■ Task item ■
Among the records below, find each line containing the word "more" and copy it.

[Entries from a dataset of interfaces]
◆ ◆ ◆ ◆ ◆ ◆ ◆

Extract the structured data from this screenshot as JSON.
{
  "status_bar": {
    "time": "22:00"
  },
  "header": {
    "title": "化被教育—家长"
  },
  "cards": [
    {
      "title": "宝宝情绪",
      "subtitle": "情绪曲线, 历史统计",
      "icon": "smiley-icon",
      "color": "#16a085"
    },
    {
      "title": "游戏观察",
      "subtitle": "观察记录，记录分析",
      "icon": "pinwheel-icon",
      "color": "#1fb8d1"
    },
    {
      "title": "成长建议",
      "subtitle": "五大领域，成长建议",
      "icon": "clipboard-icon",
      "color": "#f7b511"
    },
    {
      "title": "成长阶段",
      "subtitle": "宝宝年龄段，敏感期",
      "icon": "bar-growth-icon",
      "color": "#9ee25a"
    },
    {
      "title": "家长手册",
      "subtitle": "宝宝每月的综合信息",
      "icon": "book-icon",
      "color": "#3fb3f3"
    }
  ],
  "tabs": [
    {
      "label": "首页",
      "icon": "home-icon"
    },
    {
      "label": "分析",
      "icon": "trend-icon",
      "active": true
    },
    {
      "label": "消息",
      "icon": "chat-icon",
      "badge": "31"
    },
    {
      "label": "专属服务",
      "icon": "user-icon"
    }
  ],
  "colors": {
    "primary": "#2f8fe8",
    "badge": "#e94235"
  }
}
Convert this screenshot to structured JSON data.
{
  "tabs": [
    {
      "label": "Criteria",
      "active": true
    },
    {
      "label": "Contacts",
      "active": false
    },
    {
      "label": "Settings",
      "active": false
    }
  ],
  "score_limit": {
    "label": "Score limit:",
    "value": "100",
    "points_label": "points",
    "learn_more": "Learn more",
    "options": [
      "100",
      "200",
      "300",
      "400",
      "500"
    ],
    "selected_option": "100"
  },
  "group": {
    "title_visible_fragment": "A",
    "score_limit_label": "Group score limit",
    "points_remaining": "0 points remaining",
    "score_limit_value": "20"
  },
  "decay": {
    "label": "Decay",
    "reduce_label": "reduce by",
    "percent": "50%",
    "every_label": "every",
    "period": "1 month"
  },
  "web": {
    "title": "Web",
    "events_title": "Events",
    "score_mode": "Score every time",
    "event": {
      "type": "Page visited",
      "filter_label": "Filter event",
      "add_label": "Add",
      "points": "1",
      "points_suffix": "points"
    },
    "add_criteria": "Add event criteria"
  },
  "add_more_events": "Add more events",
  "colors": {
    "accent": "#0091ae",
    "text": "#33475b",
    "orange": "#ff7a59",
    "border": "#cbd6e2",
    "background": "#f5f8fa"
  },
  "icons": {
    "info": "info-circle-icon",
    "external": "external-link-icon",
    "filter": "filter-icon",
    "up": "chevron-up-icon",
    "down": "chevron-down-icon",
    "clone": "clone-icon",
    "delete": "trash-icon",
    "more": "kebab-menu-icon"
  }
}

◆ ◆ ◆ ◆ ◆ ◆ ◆

■ Your response ■
    "learn_more": "Learn more",
  "add_more_events": "Add more events",
    "more": "kebab-menu-icon"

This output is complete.